Task brief
The material below should be copied line for line, please, with pictures omitted.

++++

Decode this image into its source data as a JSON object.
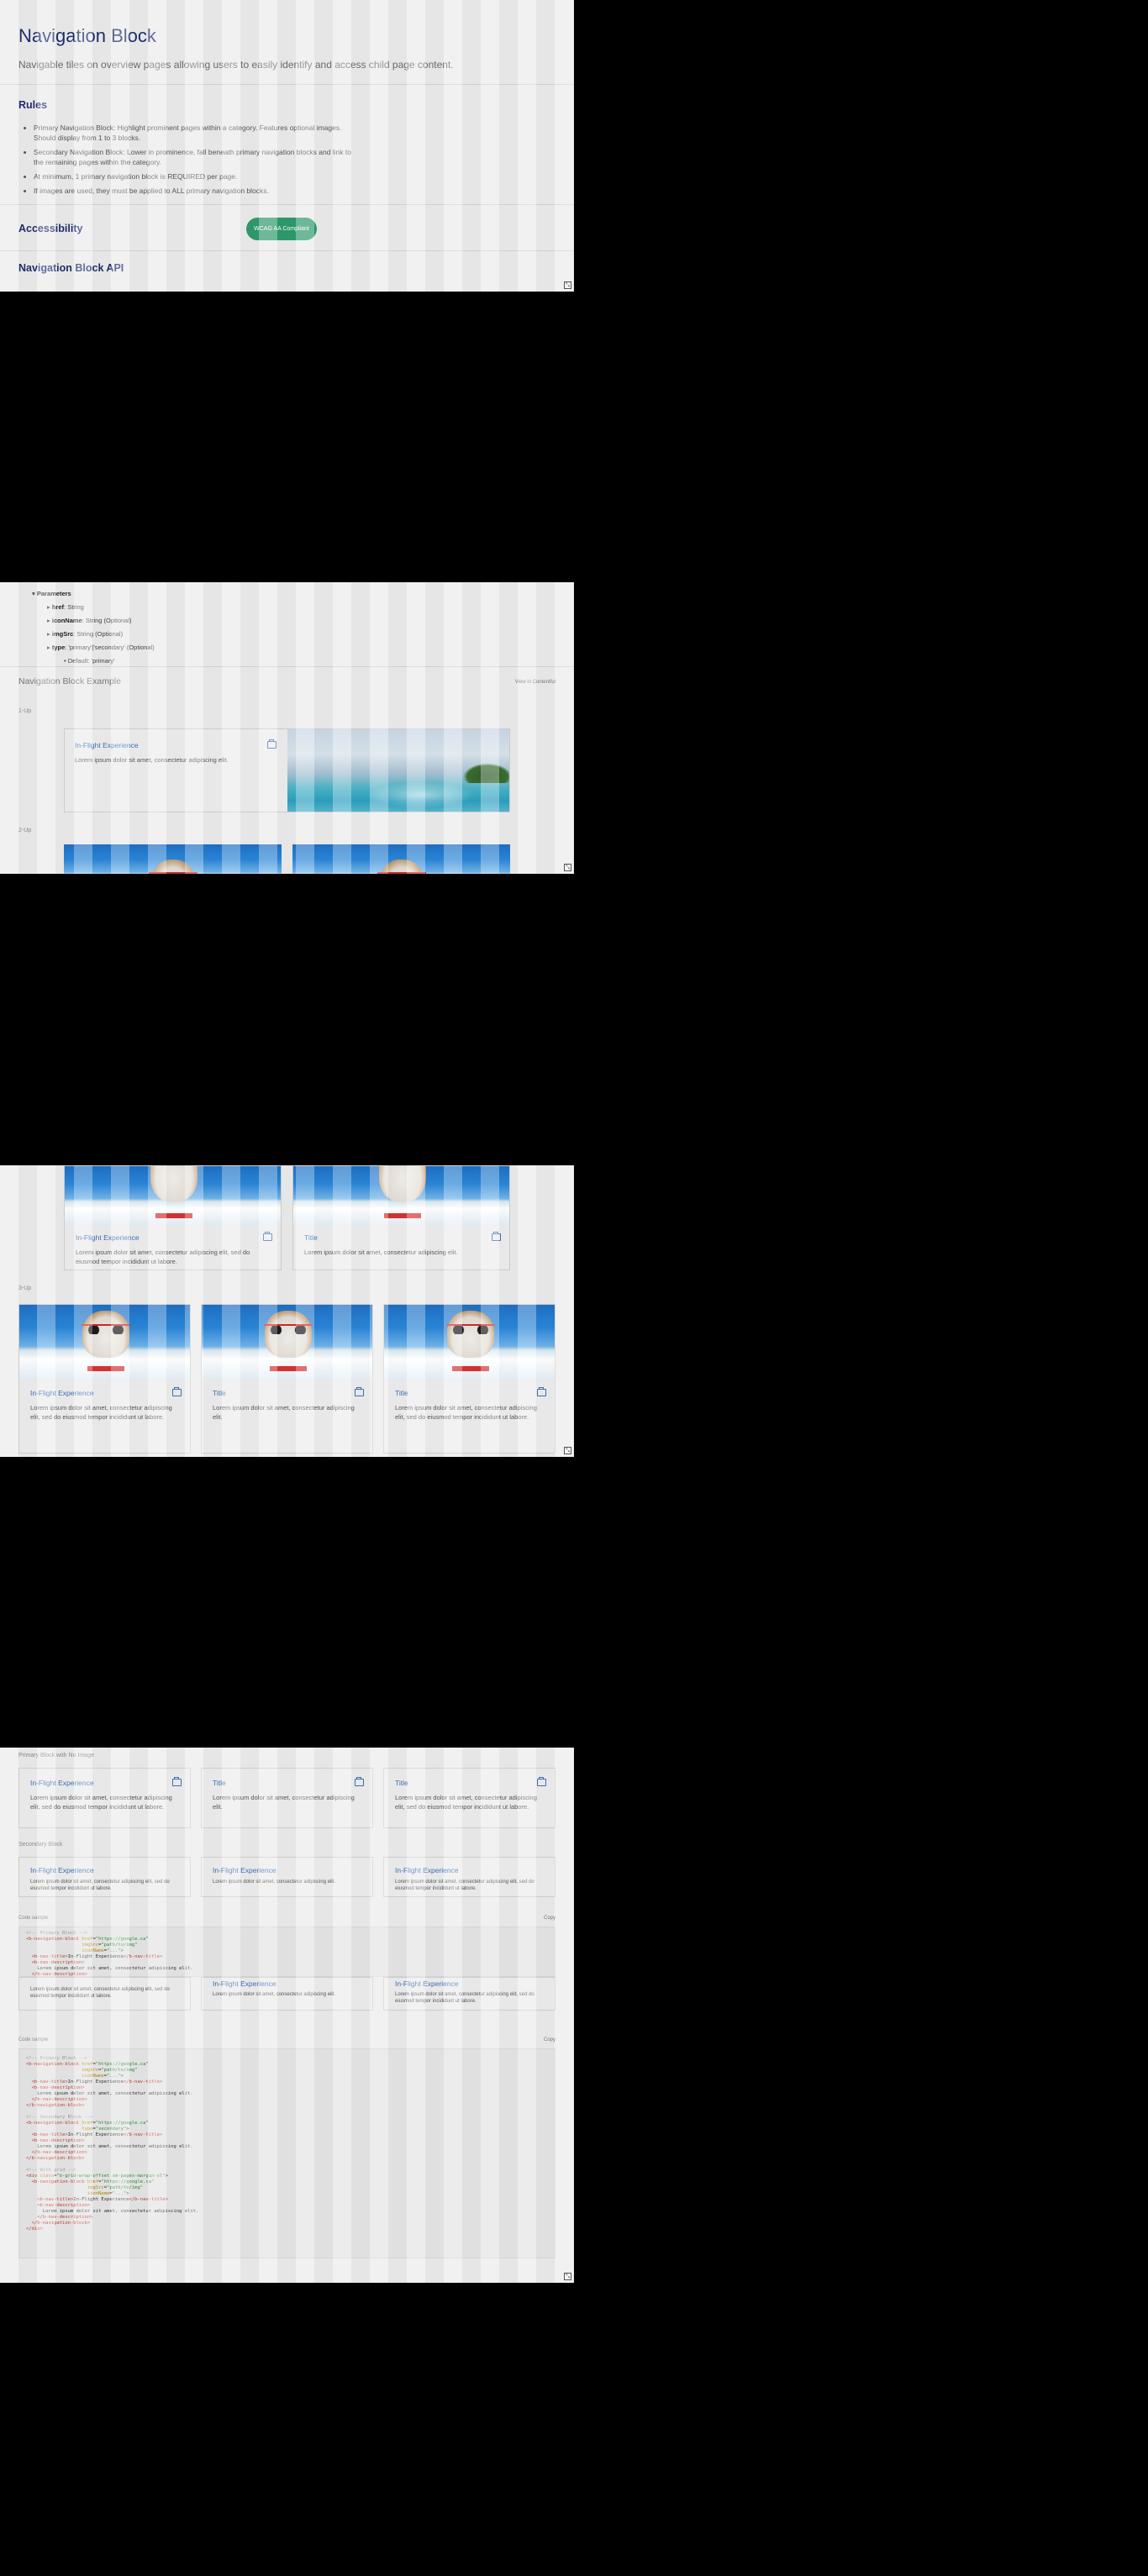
{
  "header": {
    "title": "Navigation Block",
    "subtitle": "Navigable tiles on overview pages allowing users to easily identify and access child page content."
  },
  "rules": {
    "heading": "Rules",
    "items": [
      "Primary Navigation Block: Highlight prominent pages within a category. Features optional images. Should display from 1 to 3 blocks.",
      "Secondary Navigation Block: Lower in prominence, fall beneath primary navigation blocks and link to the remaining pages within the category.",
      "At minimum, 1 primary navigation block is REQUIRED per page.",
      "If images are used, they must be applied to ALL primary navigation blocks."
    ]
  },
  "accessibility": {
    "heading": "Accessibility",
    "badge": "WCAG AA Compliant"
  },
  "api": {
    "heading": "Navigation Block API",
    "params_label": "Parameters",
    "params": [
      {
        "name": "href",
        "type": ": String"
      },
      {
        "name": "iconName",
        "type": ": String (Optional)"
      },
      {
        "name": "imgSrc",
        "type": ": String (Optional)"
      },
      {
        "name": "type",
        "type": ": 'primary'|'secondary' (Optional)"
      }
    ],
    "default": "Default: 'primary'"
  },
  "example": {
    "title": "Navigation Block Example",
    "link": "View in Contentful",
    "one_up": "1-Up",
    "two_up": "2-Up",
    "three_up": "3-Up",
    "no_image": "Primary Block with No Image",
    "secondary": "Secondary Block",
    "code_sample": "Code sample",
    "copy": "Copy"
  },
  "cards": {
    "inflight": "In-Flight Experience",
    "title": "Title",
    "short_desc": "Lorem ipsum dolor sit amet, consectetur adipiscing elit.",
    "long_desc": "Lorem ipsum dolor sit amet, consectetur adipiscing elit, sed do eiusmod tempor incididunt ut labore."
  },
  "code": {
    "comment_primary": "<!-- Primary Block -->",
    "comment_secondary": "<!-- Secondary Block -->",
    "comment_grid": "<!-- With grid -->"
  },
  "icons": [
    "folder-icon",
    "corner-icon"
  ]
}
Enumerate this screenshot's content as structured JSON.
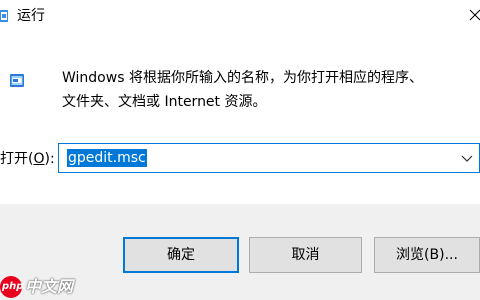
{
  "window": {
    "title": "运行"
  },
  "description": {
    "line1": "Windows 将根据你所输入的名称，为你打开相应的程序、",
    "line2": "文件夹、文档或 Internet 资源。"
  },
  "open": {
    "label_prefix": "打开(",
    "label_hotkey": "O",
    "label_suffix": "):",
    "value": "gpedit.msc"
  },
  "buttons": {
    "ok": "确定",
    "cancel": "取消",
    "browse": "浏览(B)..."
  },
  "watermark": {
    "logo": "php",
    "text": "中文网"
  },
  "colors": {
    "accent": "#0078d7",
    "footer_bg": "#f0f0f0",
    "button_bg": "#e1e1e1",
    "watermark_red": "#e8001c"
  },
  "icons": {
    "app": "run-app-icon",
    "run": "run-icon",
    "close": "close-icon",
    "dropdown": "chevron-down-icon"
  }
}
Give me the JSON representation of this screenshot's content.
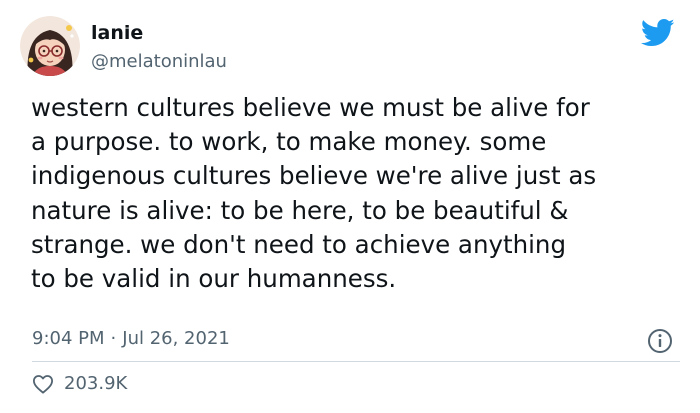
{
  "user": {
    "display_name": "lanie",
    "handle": "@melatoninlau"
  },
  "tweet": {
    "text": "western cultures believe we must be alive for\na purpose. to work, to make money. some\nindigenous cultures believe we're alive just as\nnature is alive: to be here, to be beautiful &\nstrange. we don't need to achieve anything\nto be valid in our humanness.",
    "time": "9:04 PM",
    "separator": "·",
    "date": "Jul 26, 2021",
    "likes": "203.9K"
  },
  "icons": {
    "brand": "twitter-bird-icon",
    "info": "info-icon",
    "like": "heart-icon"
  },
  "colors": {
    "brand": "#1d9bf0",
    "text": "#0f1419",
    "secondary": "#536471",
    "divider": "#cfd9de"
  }
}
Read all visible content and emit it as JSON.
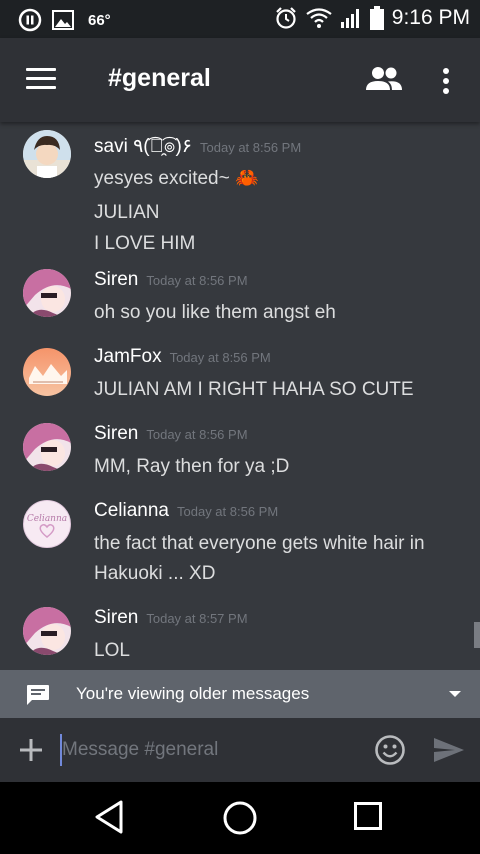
{
  "status_bar": {
    "notification_count": "66°",
    "time": "9:16 PM",
    "icons": [
      "pause-circle-icon",
      "image-icon",
      "alarm-icon",
      "wifi-icon",
      "signal-icon",
      "battery-icon"
    ]
  },
  "app_bar": {
    "channel_name": "#general",
    "icons": [
      "menu-icon",
      "members-icon",
      "more-vert-icon"
    ]
  },
  "messages": [
    {
      "author": "savi ٩(͡๏̯͡๏)۶",
      "timestamp": "Today at 8:56 PM",
      "lines": [
        "yesyes excited~ 🦀",
        "JULIAN",
        "I LOVE HIM"
      ],
      "avatar_color": "#c9b8a8"
    },
    {
      "author": "Siren",
      "timestamp": "Today at 8:56 PM",
      "lines": [
        "oh so you like them angst eh"
      ],
      "avatar_color": "#c86fa2"
    },
    {
      "author": "JamFox",
      "timestamp": "Today at 8:56 PM",
      "lines": [
        "JULIAN AM I RIGHT HAHA SO CUTE"
      ],
      "avatar_color": "#f2a07a"
    },
    {
      "author": "Siren",
      "timestamp": "Today at 8:56 PM",
      "lines": [
        "MM, Ray then for ya ;D"
      ],
      "avatar_color": "#c86fa2"
    },
    {
      "author": "Celianna",
      "timestamp": "Today at 8:56 PM",
      "lines": [
        "the fact that everyone gets white hair in",
        "Hakuoki ... XD"
      ],
      "avatar_color": "#f5e8f2",
      "avatar_text": "Celianna"
    },
    {
      "author": "Siren",
      "timestamp": "Today at 8:57 PM",
      "lines": [
        "LOL"
      ],
      "avatar_color": "#c86fa2"
    }
  ],
  "older_banner": {
    "text": "You're viewing older messages",
    "icon": "message-icon"
  },
  "composer": {
    "placeholder": "Message #general",
    "icons": [
      "plus-icon",
      "emoji-icon",
      "send-icon"
    ]
  },
  "colors": {
    "background": "#36393e",
    "app_bar": "#2f3136",
    "accent": "#7289da",
    "timestamp": "#72767d",
    "banner": "#5f646c"
  }
}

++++

Problem solution
Decode this image into its source data as a JSON object.
{
  "header": {
    "title": "Navigation Block",
    "subtitle": "Navigable tiles on overview pages allowing users to easily identify and access child page content."
  },
  "rules": {
    "heading": "Rules",
    "items": [
      "Primary Navigation Block: Highlight prominent pages within a category. Features optional images. Should display from 1 to 3 blocks.",
      "Secondary Navigation Block: Lower in prominence, fall beneath primary navigation blocks and link to the remaining pages within the category.",
      "At minimum, 1 primary navigation block is REQUIRED per page.",
      "If images are used, they must be applied to ALL primary navigation blocks."
    ]
  },
  "accessibility": {
    "heading": "Accessibility",
    "badge": "WCAG AA Compliant"
  },
  "api": {
    "heading": "Navigation Block API",
    "params_label": "Parameters",
    "params": [
      {
        "name": "href",
        "type": ": String"
      },
      {
        "name": "iconName",
        "type": ": String (Optional)"
      },
      {
        "name": "imgSrc",
        "type": ": String (Optional)"
      },
      {
        "name": "type",
        "type": ": 'primary'|'secondary' (Optional)"
      }
    ],
    "default": "Default: 'primary'"
  },
  "example": {
    "title": "Navigation Block Example",
    "link": "View in Contentful",
    "one_up": "1-Up",
    "two_up": "2-Up",
    "three_up": "3-Up",
    "no_image": "Primary Block with No Image",
    "secondary": "Secondary Block",
    "code_sample": "Code sample",
    "copy": "Copy"
  },
  "cards": {
    "inflight": "In-Flight Experience",
    "title": "Title",
    "short_desc": "Lorem ipsum dolor sit amet, consectetur adipiscing elit.",
    "long_desc": "Lorem ipsum dolor sit amet, consectetur adipiscing elit, sed do eiusmod tempor incididunt ut labore."
  },
  "code": {
    "comment_primary": "<!-- Primary Block -->",
    "comment_secondary": "<!-- Secondary Block -->",
    "comment_grid": "<!-- With grid -->"
  },
  "icons": [
    "folder-icon",
    "corner-icon"
  ]
}
Enumerate this screenshot's content as structured JSON.
{
  "window": {
    "title": "运行"
  },
  "description": {
    "line1": "Windows 将根据你所输入的名称，为你打开相应的程序、",
    "line2": "文件夹、文档或 Internet 资源。"
  },
  "open": {
    "label_prefix": "打开(",
    "label_hotkey": "O",
    "label_suffix": "):",
    "value": "gpedit.msc"
  },
  "buttons": {
    "ok": "确定",
    "cancel": "取消",
    "browse": "浏览(B)..."
  },
  "watermark": {
    "logo": "php",
    "text": "中文网"
  },
  "colors": {
    "accent": "#0078d7",
    "footer_bg": "#f0f0f0",
    "button_bg": "#e1e1e1",
    "watermark_red": "#e8001c"
  },
  "icons": {
    "app": "run-app-icon",
    "run": "run-icon",
    "close": "close-icon",
    "dropdown": "chevron-down-icon"
  }
}
Give me the JSON representation of this screenshot's content.
{
  "user": {
    "display_name": "lanie",
    "handle": "@melatoninlau"
  },
  "tweet": {
    "text": "western cultures believe we must be alive for\na purpose. to work, to make money. some\nindigenous cultures believe we're alive just as\nnature is alive: to be here, to be beautiful &\nstrange. we don't need to achieve anything\nto be valid in our humanness.",
    "time": "9:04 PM",
    "separator": "·",
    "date": "Jul 26, 2021",
    "likes": "203.9K"
  },
  "icons": {
    "brand": "twitter-bird-icon",
    "info": "info-icon",
    "like": "heart-icon"
  },
  "colors": {
    "brand": "#1d9bf0",
    "text": "#0f1419",
    "secondary": "#536471",
    "divider": "#cfd9de"
  }
}
Read all visible content and emit it as JSON.
{
  "status_bar": {
    "notification_count": "66°",
    "time": "9:16 PM",
    "icons": [
      "pause-circle-icon",
      "image-icon",
      "alarm-icon",
      "wifi-icon",
      "signal-icon",
      "battery-icon"
    ]
  },
  "app_bar": {
    "channel_name": "#general",
    "icons": [
      "menu-icon",
      "members-icon",
      "more-vert-icon"
    ]
  },
  "messages": [
    {
      "author": "savi ٩(͡๏̯͡๏)۶",
      "timestamp": "Today at 8:56 PM",
      "lines": [
        "yesyes excited~ 🦀",
        "JULIAN",
        "I LOVE HIM"
      ],
      "avatar_color": "#c9b8a8"
    },
    {
      "author": "Siren",
      "timestamp": "Today at 8:56 PM",
      "lines": [
        "oh so you like them angst eh"
      ],
      "avatar_color": "#c86fa2"
    },
    {
      "author": "JamFox",
      "timestamp": "Today at 8:56 PM",
      "lines": [
        "JULIAN AM I RIGHT HAHA SO CUTE"
      ],
      "avatar_color": "#f2a07a"
    },
    {
      "author": "Siren",
      "timestamp": "Today at 8:56 PM",
      "lines": [
        "MM, Ray then for ya ;D"
      ],
      "avatar_color": "#c86fa2"
    },
    {
      "author": "Celianna",
      "timestamp": "Today at 8:56 PM",
      "lines": [
        "the fact that everyone gets white hair in",
        "Hakuoki ... XD"
      ],
      "avatar_color": "#f5e8f2",
      "avatar_text": "Celianna"
    },
    {
      "author": "Siren",
      "timestamp": "Today at 8:57 PM",
      "lines": [
        "LOL"
      ],
      "avatar_color": "#c86fa2"
    }
  ],
  "older_banner": {
    "text": "You're viewing older messages",
    "icon": "message-icon"
  },
  "composer": {
    "placeholder": "Message #general",
    "icons": [
      "plus-icon",
      "emoji-icon",
      "send-icon"
    ]
  },
  "colors": {
    "background": "#36393e",
    "app_bar": "#2f3136",
    "accent": "#7289da",
    "timestamp": "#72767d",
    "banner": "#5f646c"
  }
}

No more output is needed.